| Assignment |
Each entry below is to be restated word for word, with no pictures carried over.

| Records contained in a dataset |
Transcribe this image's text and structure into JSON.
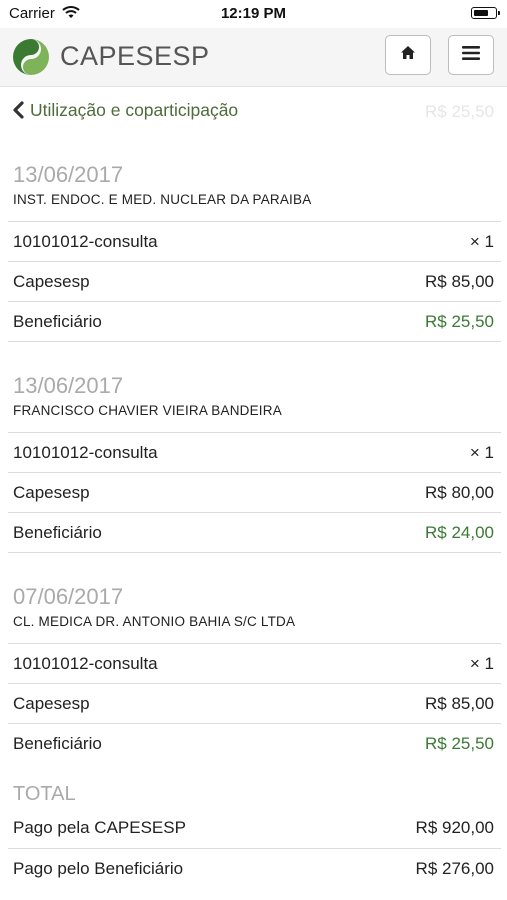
{
  "status_bar": {
    "carrier": "Carrier",
    "time": "12:19 PM"
  },
  "header": {
    "brand": "CAPESESP",
    "logo_icon": "capesesp-logo",
    "home_icon": "home-icon",
    "menu_icon": "hamburger-menu-icon",
    "accent_color": "#3a7a33"
  },
  "nav": {
    "back_label": "Utilização e coparticipação",
    "faded_value": "R$ 25,50"
  },
  "entries": [
    {
      "date": "13/06/2017",
      "provider": "INST. ENDOC. E MED. NUCLEAR DA PARAIBA",
      "procedure": "10101012-consulta",
      "quantity": "× 1",
      "capesesp_label": "Capesesp",
      "capesesp_value": "R$ 85,00",
      "beneficiario_label": "Beneficiário",
      "beneficiario_value": "R$ 25,50"
    },
    {
      "date": "13/06/2017",
      "provider": "FRANCISCO CHAVIER VIEIRA BANDEIRA",
      "procedure": "10101012-consulta",
      "quantity": "× 1",
      "capesesp_label": "Capesesp",
      "capesesp_value": "R$ 80,00",
      "beneficiario_label": "Beneficiário",
      "beneficiario_value": "R$ 24,00"
    },
    {
      "date": "07/06/2017",
      "provider": "CL. MEDICA DR. ANTONIO BAHIA S/C LTDA",
      "procedure": "10101012-consulta",
      "quantity": "× 1",
      "capesesp_label": "Capesesp",
      "capesesp_value": "R$ 85,00",
      "beneficiario_label": "Beneficiário",
      "beneficiario_value": "R$ 25,50"
    }
  ],
  "total": {
    "heading": "TOTAL",
    "rows": [
      {
        "label": "Pago pela CAPESESP",
        "value": "R$ 920,00"
      },
      {
        "label": "Pago pelo Beneficiário",
        "value": "R$ 276,00"
      }
    ]
  }
}
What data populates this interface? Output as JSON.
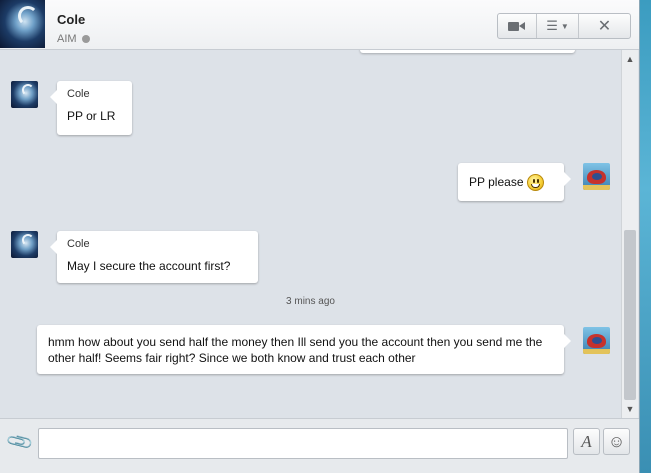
{
  "header": {
    "contact_name": "Cole",
    "status_text": "AIM",
    "status_color": "#9a9a9a",
    "icons": [
      "video-icon",
      "menu-list-icon",
      "chevron-down-icon",
      "close-icon"
    ],
    "close_glyph": "✕",
    "menu_glyph": "☰",
    "caret_glyph": "▼"
  },
  "messages": [
    {
      "sender": "Cole",
      "text": "PP or LR",
      "side": "left"
    },
    {
      "sender": "",
      "text": "PP please",
      "side": "right",
      "emoji": "smiley"
    },
    {
      "sender": "Cole",
      "text": "May I secure the account first?",
      "side": "left"
    },
    {
      "sender": "",
      "text": "hmm how about you send half the money then Ill send you the account then you send me the other half! Seems fair right? Since we both know and trust each other",
      "side": "right"
    }
  ],
  "timestamp": "3 mins ago",
  "scrollbar": {
    "up_glyph": "▲",
    "down_glyph": "▼"
  },
  "input": {
    "value": "",
    "placeholder": "",
    "attach_glyph": "📎",
    "font_glyph": "A",
    "emoji_glyph": "☺"
  },
  "colors": {
    "window_bg": "#dde2e8",
    "bubble_bg": "#ffffff",
    "desktop": "#4aa3c4"
  }
}
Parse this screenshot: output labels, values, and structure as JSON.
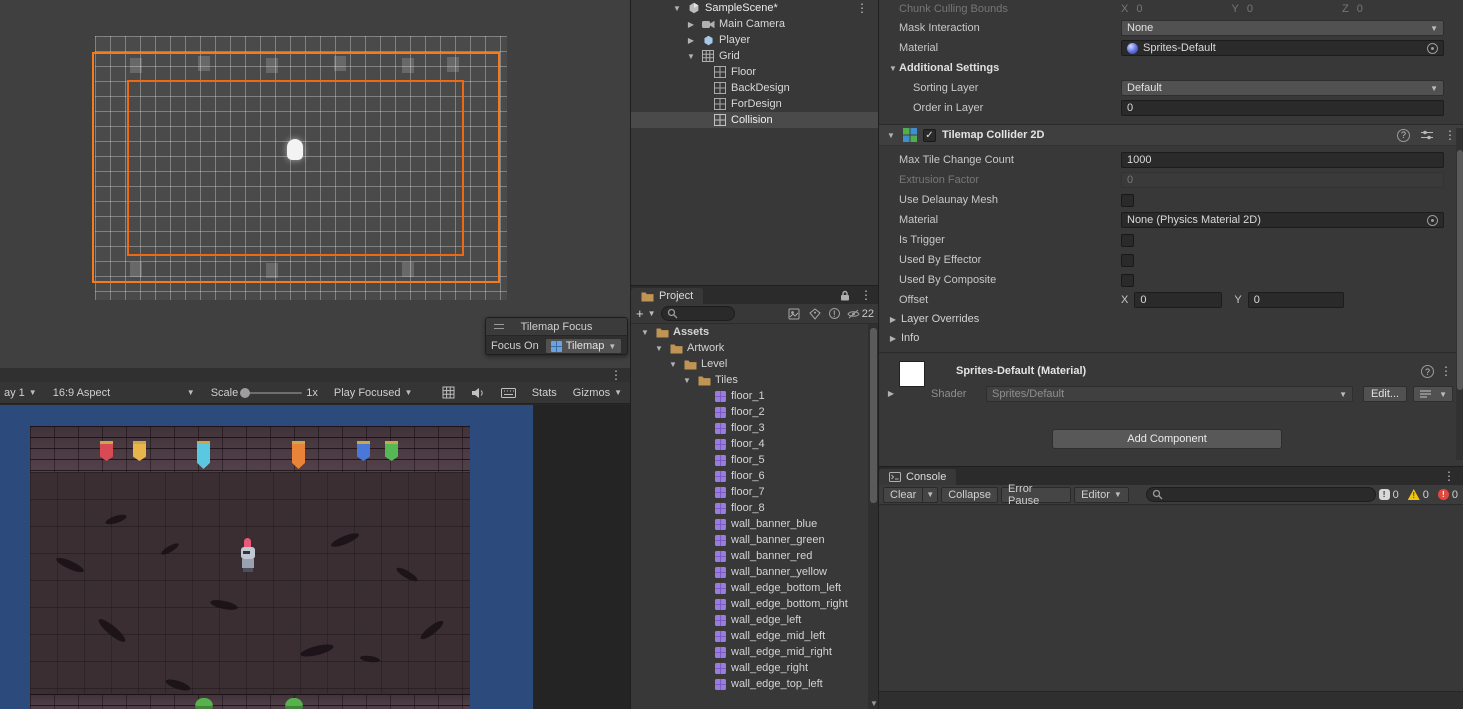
{
  "ui_colors": {
    "accent_orange": "#f47b20",
    "camera_background_blue": "#2c4a7c",
    "selection_gray": "#4a4a4a",
    "banner_red": "#d84a54",
    "banner_yellow": "#e8b54a",
    "banner_cyan": "#5ac8e0",
    "banner_orange": "#e8833a",
    "banner_blue": "#4a78d8",
    "banner_green": "#55b855"
  },
  "scene_view": {
    "overlay_title": "Tilemap Focus",
    "focus_on_label": "Focus On",
    "focus_value": "Tilemap"
  },
  "game_toolbar": {
    "display": "ay 1",
    "aspect": "16:9 Aspect",
    "scale_label": "Scale",
    "scale_value": "1x",
    "play_focused": "Play Focused",
    "stats": "Stats",
    "gizmos": "Gizmos"
  },
  "hierarchy": {
    "items": [
      {
        "label": "SampleScene*"
      },
      {
        "label": "Main Camera"
      },
      {
        "label": "Player"
      },
      {
        "label": "Grid"
      },
      {
        "label": "Floor"
      },
      {
        "label": "BackDesign"
      },
      {
        "label": "ForDesign"
      },
      {
        "label": "Collision"
      }
    ]
  },
  "project": {
    "tab": "Project",
    "hidden_count": "22",
    "search_value": "",
    "tree": [
      {
        "label": "Assets"
      },
      {
        "label": "Artwork"
      },
      {
        "label": "Level"
      },
      {
        "label": "Tiles"
      },
      {
        "label": "floor_1"
      },
      {
        "label": "floor_2"
      },
      {
        "label": "floor_3"
      },
      {
        "label": "floor_4"
      },
      {
        "label": "floor_5"
      },
      {
        "label": "floor_6"
      },
      {
        "label": "floor_7"
      },
      {
        "label": "floor_8"
      },
      {
        "label": "wall_banner_blue"
      },
      {
        "label": "wall_banner_green"
      },
      {
        "label": "wall_banner_red"
      },
      {
        "label": "wall_banner_yellow"
      },
      {
        "label": "wall_edge_bottom_left"
      },
      {
        "label": "wall_edge_bottom_right"
      },
      {
        "label": "wall_edge_left"
      },
      {
        "label": "wall_edge_mid_left"
      },
      {
        "label": "wall_edge_mid_right"
      },
      {
        "label": "wall_edge_right"
      },
      {
        "label": "wall_edge_top_left"
      }
    ]
  },
  "inspector": {
    "chunk_culling": {
      "label": "Chunk Culling Bounds",
      "x_label": "X",
      "x": "0",
      "y_label": "Y",
      "y": "0",
      "z_label": "Z",
      "z": "0"
    },
    "mask_interaction": {
      "label": "Mask Interaction",
      "value": "None"
    },
    "material": {
      "label": "Material",
      "value": "Sprites-Default"
    },
    "additional_settings": {
      "label": "Additional Settings"
    },
    "sorting_layer": {
      "label": "Sorting Layer",
      "value": "Default"
    },
    "order_in_layer": {
      "label": "Order in Layer",
      "value": "0"
    },
    "collider": {
      "title": "Tilemap Collider 2D",
      "max_tile_change": {
        "label": "Max Tile Change Count",
        "value": "1000"
      },
      "extrusion_factor": {
        "label": "Extrusion Factor",
        "value": "0"
      },
      "use_delaunay": {
        "label": "Use Delaunay Mesh"
      },
      "material": {
        "label": "Material",
        "value": "None (Physics Material 2D)"
      },
      "is_trigger": {
        "label": "Is Trigger"
      },
      "used_by_effector": {
        "label": "Used By Effector"
      },
      "used_by_composite": {
        "label": "Used By Composite"
      },
      "offset": {
        "label": "Offset",
        "x_label": "X",
        "x": "0",
        "y_label": "Y",
        "y": "0"
      },
      "layer_overrides": {
        "label": "Layer Overrides"
      },
      "info": {
        "label": "Info"
      }
    },
    "material_block": {
      "title": "Sprites-Default (Material)",
      "shader_label": "Shader",
      "shader_value": "Sprites/Default",
      "edit_button": "Edit..."
    },
    "add_component": "Add Component"
  },
  "console": {
    "tab": "Console",
    "clear": "Clear",
    "collapse": "Collapse",
    "error_pause": "Error Pause",
    "editor": "Editor",
    "search_value": "",
    "info_count": "0",
    "warning_count": "0",
    "error_count": "0"
  }
}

| Your response |
Transcribe this image's text and structure into JSON.
{
  "status_bar": {
    "carrier": "Carrier",
    "time": "12:19 PM"
  },
  "header": {
    "brand": "CAPESESP",
    "logo_icon": "capesesp-logo",
    "home_icon": "home-icon",
    "menu_icon": "hamburger-menu-icon",
    "accent_color": "#3a7a33"
  },
  "nav": {
    "back_label": "Utilização e coparticipação",
    "faded_value": "R$ 25,50"
  },
  "entries": [
    {
      "date": "13/06/2017",
      "provider": "INST. ENDOC. E MED. NUCLEAR DA PARAIBA",
      "procedure": "10101012-consulta",
      "quantity": "× 1",
      "capesesp_label": "Capesesp",
      "capesesp_value": "R$ 85,00",
      "beneficiario_label": "Beneficiário",
      "beneficiario_value": "R$ 25,50"
    },
    {
      "date": "13/06/2017",
      "provider": "FRANCISCO CHAVIER VIEIRA BANDEIRA",
      "procedure": "10101012-consulta",
      "quantity": "× 1",
      "capesesp_label": "Capesesp",
      "capesesp_value": "R$ 80,00",
      "beneficiario_label": "Beneficiário",
      "beneficiario_value": "R$ 24,00"
    },
    {
      "date": "07/06/2017",
      "provider": "CL. MEDICA DR. ANTONIO BAHIA S/C LTDA",
      "procedure": "10101012-consulta",
      "quantity": "× 1",
      "capesesp_label": "Capesesp",
      "capesesp_value": "R$ 85,00",
      "beneficiario_label": "Beneficiário",
      "beneficiario_value": "R$ 25,50"
    }
  ],
  "total": {
    "heading": "TOTAL",
    "rows": [
      {
        "label": "Pago pela CAPESESP",
        "value": "R$ 920,00"
      },
      {
        "label": "Pago pelo Beneficiário",
        "value": "R$ 276,00"
      }
    ]
  }
}
What data populates this interface? Output as JSON.
{
  "header": {
    "contact_name": "Cole",
    "status_text": "AIM",
    "status_color": "#9a9a9a",
    "icons": [
      "video-icon",
      "menu-list-icon",
      "chevron-down-icon",
      "close-icon"
    ],
    "close_glyph": "✕",
    "menu_glyph": "☰",
    "caret_glyph": "▼"
  },
  "messages": [
    {
      "sender": "Cole",
      "text": "PP or LR",
      "side": "left"
    },
    {
      "sender": "",
      "text": "PP please",
      "side": "right",
      "emoji": "smiley"
    },
    {
      "sender": "Cole",
      "text": "May I secure the account first?",
      "side": "left"
    },
    {
      "sender": "",
      "text": "hmm how about you send half the money then Ill send you the account then you send me the other half! Seems fair right? Since we both know and trust each other",
      "side": "right"
    }
  ],
  "timestamp": "3 mins ago",
  "scrollbar": {
    "up_glyph": "▲",
    "down_glyph": "▼"
  },
  "input": {
    "value": "",
    "placeholder": "",
    "attach_glyph": "📎",
    "font_glyph": "A",
    "emoji_glyph": "☺"
  },
  "colors": {
    "window_bg": "#dde2e8",
    "bubble_bg": "#ffffff",
    "desktop": "#4aa3c4"
  }
}
Parse this screenshot: output labels, values, and structure as JSON.
{
  "ui_colors": {
    "accent_orange": "#f47b20",
    "camera_background_blue": "#2c4a7c",
    "selection_gray": "#4a4a4a",
    "banner_red": "#d84a54",
    "banner_yellow": "#e8b54a",
    "banner_cyan": "#5ac8e0",
    "banner_orange": "#e8833a",
    "banner_blue": "#4a78d8",
    "banner_green": "#55b855"
  },
  "scene_view": {
    "overlay_title": "Tilemap Focus",
    "focus_on_label": "Focus On",
    "focus_value": "Tilemap"
  },
  "game_toolbar": {
    "display": "ay 1",
    "aspect": "16:9 Aspect",
    "scale_label": "Scale",
    "scale_value": "1x",
    "play_focused": "Play Focused",
    "stats": "Stats",
    "gizmos": "Gizmos"
  },
  "hierarchy": {
    "items": [
      {
        "label": "SampleScene*"
      },
      {
        "label": "Main Camera"
      },
      {
        "label": "Player"
      },
      {
        "label": "Grid"
      },
      {
        "label": "Floor"
      },
      {
        "label": "BackDesign"
      },
      {
        "label": "ForDesign"
      },
      {
        "label": "Collision"
      }
    ]
  },
  "project": {
    "tab": "Project",
    "hidden_count": "22",
    "search_value": "",
    "tree": [
      {
        "label": "Assets"
      },
      {
        "label": "Artwork"
      },
      {
        "label": "Level"
      },
      {
        "label": "Tiles"
      },
      {
        "label": "floor_1"
      },
      {
        "label": "floor_2"
      },
      {
        "label": "floor_3"
      },
      {
        "label": "floor_4"
      },
      {
        "label": "floor_5"
      },
      {
        "label": "floor_6"
      },
      {
        "label": "floor_7"
      },
      {
        "label": "floor_8"
      },
      {
        "label": "wall_banner_blue"
      },
      {
        "label": "wall_banner_green"
      },
      {
        "label": "wall_banner_red"
      },
      {
        "label": "wall_banner_yellow"
      },
      {
        "label": "wall_edge_bottom_left"
      },
      {
        "label": "wall_edge_bottom_right"
      },
      {
        "label": "wall_edge_left"
      },
      {
        "label": "wall_edge_mid_left"
      },
      {
        "label": "wall_edge_mid_right"
      },
      {
        "label": "wall_edge_right"
      },
      {
        "label": "wall_edge_top_left"
      }
    ]
  },
  "inspector": {
    "chunk_culling": {
      "label": "Chunk Culling Bounds",
      "x_label": "X",
      "x": "0",
      "y_label": "Y",
      "y": "0",
      "z_label": "Z",
      "z": "0"
    },
    "mask_interaction": {
      "label": "Mask Interaction",
      "value": "None"
    },
    "material": {
      "label": "Material",
      "value": "Sprites-Default"
    },
    "additional_settings": {
      "label": "Additional Settings"
    },
    "sorting_layer": {
      "label": "Sorting Layer",
      "value": "Default"
    },
    "order_in_layer": {
      "label": "Order in Layer",
      "value": "0"
    },
    "collider": {
      "title": "Tilemap Collider 2D",
      "max_tile_change": {
        "label": "Max Tile Change Count",
        "value": "1000"
      },
      "extrusion_factor": {
        "label": "Extrusion Factor",
        "value": "0"
      },
      "use_delaunay": {
        "label": "Use Delaunay Mesh"
      },
      "material": {
        "label": "Material",
        "value": "None (Physics Material 2D)"
      },
      "is_trigger": {
        "label": "Is Trigger"
      },
      "used_by_effector": {
        "label": "Used By Effector"
      },
      "used_by_composite": {
        "label": "Used By Composite"
      },
      "offset": {
        "label": "Offset",
        "x_label": "X",
        "x": "0",
        "y_label": "Y",
        "y": "0"
      },
      "layer_overrides": {
        "label": "Layer Overrides"
      },
      "info": {
        "label": "Info"
      }
    },
    "material_block": {
      "title": "Sprites-Default (Material)",
      "shader_label": "Shader",
      "shader_value": "Sprites/Default",
      "edit_button": "Edit..."
    },
    "add_component": "Add Component"
  },
  "console": {
    "tab": "Console",
    "clear": "Clear",
    "collapse": "Collapse",
    "error_pause": "Error Pause",
    "editor": "Editor",
    "search_value": "",
    "info_count": "0",
    "warning_count": "0",
    "error_count": "0"
  }
}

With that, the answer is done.